"We finally managed to get our Linux (and, obviously, Linux64) builds to use GCC 4.5, with aggressive optimisation (-O3) and profile guided optimisation enabled," wrote developer Mike Hommey on Friday.
"This means we are finally using a more modern toolchain, opening opportunities for things such as static analysis," Hommey explained. "This also means we are now producing a faster Firefox, now much closer to the Windows builds on the same hardware on various performance tests."
Though the feature is not slated to appear officially until Firefox 6, the newly improved builds should work on older Linux platforms as well, including Red Hat and CentOS 5, Hommey noted. The main thing that's required is that they come with the GNU standard libstdc++ library from GCC 4.1, he added.
First Firefox 5 Beta Build
Following the wildly successful debut of Firefox 4 in March, the new browser just exceeded 10 percent market share for the first time this past weekend, according to fresh data from StatCounter. Still ahead of Firefox 4 are just Microsoft's Internet Explorer 8 and Mozilla's own Firefox 3.6, according to StatCounter's data.
Meanwhile, as part of its new, six-week development cycle, Mozilla just posted its first Firefox 5 beta build. Now making its way into that version are new CSS3 support and tab management along with improved HTML5 support, according to a report in ConceivablyTech.
The final release of Firefox 5 is due on June 21, likely followed by Firefox 6 in mid-August.
It's been noticeable to Linux users for some time now that Firefox didn't perform as well there as it did on Windows.

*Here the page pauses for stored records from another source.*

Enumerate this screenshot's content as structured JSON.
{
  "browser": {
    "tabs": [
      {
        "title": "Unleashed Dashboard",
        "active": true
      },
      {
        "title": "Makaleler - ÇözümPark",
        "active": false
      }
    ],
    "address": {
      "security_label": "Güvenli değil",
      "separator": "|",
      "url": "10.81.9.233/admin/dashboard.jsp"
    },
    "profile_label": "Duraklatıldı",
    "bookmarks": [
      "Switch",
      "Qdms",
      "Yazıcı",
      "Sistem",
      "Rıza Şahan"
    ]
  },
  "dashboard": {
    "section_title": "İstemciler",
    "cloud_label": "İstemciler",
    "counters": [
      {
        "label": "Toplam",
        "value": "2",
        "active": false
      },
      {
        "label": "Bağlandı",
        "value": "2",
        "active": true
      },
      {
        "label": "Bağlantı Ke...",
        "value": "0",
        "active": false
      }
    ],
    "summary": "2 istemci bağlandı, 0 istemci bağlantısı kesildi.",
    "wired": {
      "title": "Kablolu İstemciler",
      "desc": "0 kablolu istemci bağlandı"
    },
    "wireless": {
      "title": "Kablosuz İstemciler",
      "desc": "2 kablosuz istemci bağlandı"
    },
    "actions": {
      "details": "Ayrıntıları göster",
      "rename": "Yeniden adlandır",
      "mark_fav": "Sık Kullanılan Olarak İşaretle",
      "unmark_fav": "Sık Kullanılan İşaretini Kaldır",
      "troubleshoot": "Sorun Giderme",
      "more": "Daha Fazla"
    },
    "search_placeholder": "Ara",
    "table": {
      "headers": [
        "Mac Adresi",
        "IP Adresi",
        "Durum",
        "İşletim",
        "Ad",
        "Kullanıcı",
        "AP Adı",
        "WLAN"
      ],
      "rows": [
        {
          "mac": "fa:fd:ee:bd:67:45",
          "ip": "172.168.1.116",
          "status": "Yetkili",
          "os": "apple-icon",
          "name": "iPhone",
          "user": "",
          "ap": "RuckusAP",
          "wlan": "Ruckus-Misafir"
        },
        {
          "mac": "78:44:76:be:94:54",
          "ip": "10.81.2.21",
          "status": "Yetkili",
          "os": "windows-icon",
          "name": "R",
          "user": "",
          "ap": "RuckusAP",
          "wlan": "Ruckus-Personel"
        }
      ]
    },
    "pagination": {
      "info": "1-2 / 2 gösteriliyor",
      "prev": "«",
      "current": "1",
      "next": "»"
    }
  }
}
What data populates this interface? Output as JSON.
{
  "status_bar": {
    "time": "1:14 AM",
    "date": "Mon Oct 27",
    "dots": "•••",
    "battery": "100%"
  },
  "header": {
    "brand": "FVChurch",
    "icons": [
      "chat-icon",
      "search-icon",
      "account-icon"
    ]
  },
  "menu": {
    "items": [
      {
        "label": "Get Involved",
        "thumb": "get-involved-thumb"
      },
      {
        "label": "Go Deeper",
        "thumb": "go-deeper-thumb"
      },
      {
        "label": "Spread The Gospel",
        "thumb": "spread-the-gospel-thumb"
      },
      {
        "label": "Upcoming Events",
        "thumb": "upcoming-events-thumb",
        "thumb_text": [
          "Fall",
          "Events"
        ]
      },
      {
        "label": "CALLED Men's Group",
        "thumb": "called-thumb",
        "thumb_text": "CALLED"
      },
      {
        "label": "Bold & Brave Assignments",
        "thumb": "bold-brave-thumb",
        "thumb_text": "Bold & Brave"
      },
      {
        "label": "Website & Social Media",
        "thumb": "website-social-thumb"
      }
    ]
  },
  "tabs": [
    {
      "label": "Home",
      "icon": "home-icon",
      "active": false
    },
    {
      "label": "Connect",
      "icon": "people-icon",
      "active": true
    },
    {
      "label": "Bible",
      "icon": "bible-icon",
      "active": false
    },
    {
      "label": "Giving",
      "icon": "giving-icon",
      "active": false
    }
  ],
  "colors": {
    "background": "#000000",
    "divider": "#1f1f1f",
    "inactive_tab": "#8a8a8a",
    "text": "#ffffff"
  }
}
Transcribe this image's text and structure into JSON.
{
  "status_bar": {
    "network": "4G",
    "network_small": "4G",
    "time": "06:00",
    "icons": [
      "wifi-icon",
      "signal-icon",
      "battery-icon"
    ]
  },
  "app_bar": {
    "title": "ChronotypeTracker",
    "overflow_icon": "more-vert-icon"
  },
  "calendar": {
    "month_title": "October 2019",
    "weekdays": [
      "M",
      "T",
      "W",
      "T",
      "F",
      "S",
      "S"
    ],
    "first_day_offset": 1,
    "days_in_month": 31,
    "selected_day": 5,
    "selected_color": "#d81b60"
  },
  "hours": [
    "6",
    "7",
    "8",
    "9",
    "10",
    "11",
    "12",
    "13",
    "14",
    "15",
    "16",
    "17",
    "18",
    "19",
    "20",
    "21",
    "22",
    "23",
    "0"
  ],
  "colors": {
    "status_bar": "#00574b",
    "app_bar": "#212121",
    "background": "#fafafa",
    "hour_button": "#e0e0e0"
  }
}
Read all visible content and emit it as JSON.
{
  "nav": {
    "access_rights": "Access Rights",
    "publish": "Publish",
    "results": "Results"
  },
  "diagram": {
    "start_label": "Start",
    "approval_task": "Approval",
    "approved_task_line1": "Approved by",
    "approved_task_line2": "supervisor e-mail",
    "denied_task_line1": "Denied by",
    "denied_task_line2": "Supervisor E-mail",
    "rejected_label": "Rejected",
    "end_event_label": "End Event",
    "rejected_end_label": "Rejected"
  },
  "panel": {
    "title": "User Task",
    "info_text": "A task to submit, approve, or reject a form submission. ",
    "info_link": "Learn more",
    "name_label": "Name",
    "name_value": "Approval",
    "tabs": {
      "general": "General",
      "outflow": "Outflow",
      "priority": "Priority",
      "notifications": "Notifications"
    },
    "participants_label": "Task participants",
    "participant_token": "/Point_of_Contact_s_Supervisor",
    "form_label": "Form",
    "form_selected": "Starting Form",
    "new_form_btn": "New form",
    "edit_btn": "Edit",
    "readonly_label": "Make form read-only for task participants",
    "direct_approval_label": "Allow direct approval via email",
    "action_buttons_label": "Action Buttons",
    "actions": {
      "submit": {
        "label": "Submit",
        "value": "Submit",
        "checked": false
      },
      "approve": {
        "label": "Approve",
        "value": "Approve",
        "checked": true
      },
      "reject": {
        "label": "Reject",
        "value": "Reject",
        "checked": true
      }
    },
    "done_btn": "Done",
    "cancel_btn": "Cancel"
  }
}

It's great to see Mozilla address the issue and reaffirm its commitment to this growing segment of the market.